The CAPS office houses a Crisis Response Team that focuses on the mental health needs of students and offers guidance to staff and faculty in times of crisis or trauma. The multi-disciplinary team approach to campus responses is based on Critical Incident Stress Management theory, best-practice standards, and experience. Interventions are tailored to meet the needs of students.
The death of a student will often affect people across the university community. On campus, the student’s friends, peers, educators, and staff that knew the student often feel the loss of a student most acutely. Here, we provide information on how the Crisis Response Team at CAPS can serve to consult with you and develop an intervention plan, as needed, ways in which educators can help support their students, and common signs of stress following the death of a student.
Response Team Intervention
As a faculty or staff member, you are always welcome to call us and consult about responding to a student’s death. In some cases, we may conclude that a formal intervention by mental health professionals at CAPS is appropriate. Following are brief descriptions of the three most often used group interventions in the case of a student’s passing. We strongly recommend that attendance at any intervention be on a voluntary basis. A list of questions are included to help us, in coordination with you, make an informed decision as to which type of intervention would be most appropriate for your students.

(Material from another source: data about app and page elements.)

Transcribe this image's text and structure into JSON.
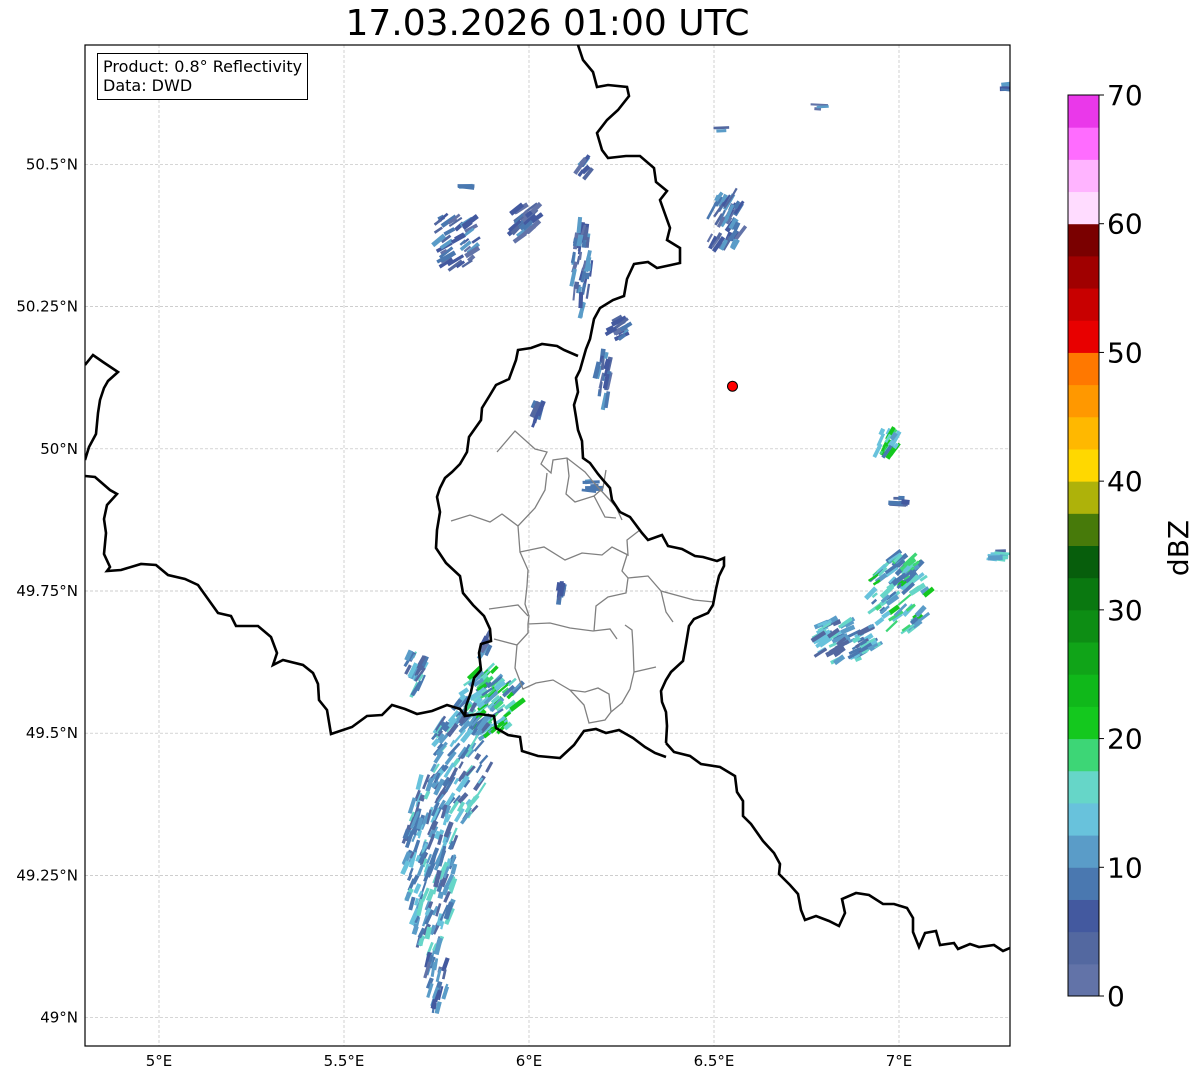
{
  "title": "17.03.2026 01:00 UTC",
  "info": {
    "product": "Product: 0.8° Reflectivity",
    "source": "Data: DWD"
  },
  "map": {
    "lon_range": [
      4.8,
      7.3
    ],
    "lat_range": [
      48.95,
      50.71
    ],
    "lon_ticks": [
      {
        "v": 5.0,
        "label": "5°E"
      },
      {
        "v": 5.5,
        "label": "5.5°E"
      },
      {
        "v": 6.0,
        "label": "6°E"
      },
      {
        "v": 6.5,
        "label": "6.5°E"
      },
      {
        "v": 7.0,
        "label": "7°E"
      }
    ],
    "lat_ticks": [
      {
        "v": 49.0,
        "label": "49°N"
      },
      {
        "v": 49.25,
        "label": "49.25°N"
      },
      {
        "v": 49.5,
        "label": "49.5°N"
      },
      {
        "v": 49.75,
        "label": "49.75°N"
      },
      {
        "v": 50.0,
        "label": "50°N"
      },
      {
        "v": 50.25,
        "label": "50.25°N"
      },
      {
        "v": 50.5,
        "label": "50.5°N"
      }
    ],
    "grid": true,
    "radar_site": {
      "lon": 6.55,
      "lat": 50.11,
      "color": "#ff0000"
    }
  },
  "colorbar": {
    "label": "dBZ",
    "min": 0,
    "max": 70,
    "step": 2.5,
    "ticks": [
      0,
      10,
      20,
      30,
      40,
      50,
      60,
      70
    ],
    "colors": [
      "#6273a8",
      "#5368a0",
      "#43599f",
      "#4a78b0",
      "#5a9cc8",
      "#68c2dc",
      "#66d6c8",
      "#3dd676",
      "#14c81e",
      "#10b81a",
      "#10a418",
      "#0d8d14",
      "#0a7810",
      "#075e0c",
      "#477a0a",
      "#aeb20a",
      "#ffd800",
      "#ffb800",
      "#ff9800",
      "#ff7800",
      "#e80000",
      "#c80000",
      "#a00000",
      "#7a0000",
      "#ffdcff",
      "#ffb4ff",
      "#ff6cff",
      "#ea38ea"
    ]
  }
}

|Duration of Intervention
|As needed; On-going and post-event; may be repeated as needed
|30 – 60 minutes
|Heterogeneous large or small groups
|Information, control rumors, reduces acute distress, increase cohesion, and facilitate resilience, screening and triage.
|On-going events and post-events (less than or equal to 12 hours)
|1 hour or more, depending on the size of the group
|Small homogeneous groups
|Stabilization, ventilation, reduces acute distress, screening, and information, increase cohesion, and facilitate resilience.
|Post-event; ~1-10 days for acute incidents, ~3-4 weeks post-disaster recovery phase
|2 hours or more, depending on the size of the group
|Small homogeneous groups with equal trauma exposure (e.g., workgroups, emergency services, military)
|Increase cohesion, ventilation, information, and normalization, reduce acute distress, facilitate resilience, screening and triage. Follow-up essential.
Tips for Educators
The death of a student, whether sudden or foreseen, can be challenging on an emotional level and can also pose new challenges for educators of the student’s peers. Many students may hope or expect to talk about what happened. The following set of recommendations is meant to offer guidance for educators to help themselves and students grieve and heal.
- Give yourself time to reflect on the event, how you are feeling, and how others might be feeling.
- Become as well informed as possible about the facts and prepare your response.
- Be aware that there is no “right” way to grieve or mourn. You can share your own response and normalize and encourage respect for variations of grieving.
- Consider providing students with copies of "What You Can Expect".
- Don’t fear asking your students how they are doing. Provide needed time to talk abut the incident and the student’s feelings.
- If the death was by suicide, acknowledge the difficulty around "making sense" of the death.
- Show appreciation of student’s willingness to talk about their thoughts and feelings and remind them about resources on campus.
- Return the class to the normal routine as soon as appropriate.
- Offer a referral to CAPS to any student you may be concerned about.
- Contact CAPS as needed for additional support and consultation.
"Tips for Educators" Adapted from: Central Michigan University Crisis / Emergency Information for Faculty and George Washington University Counseling Center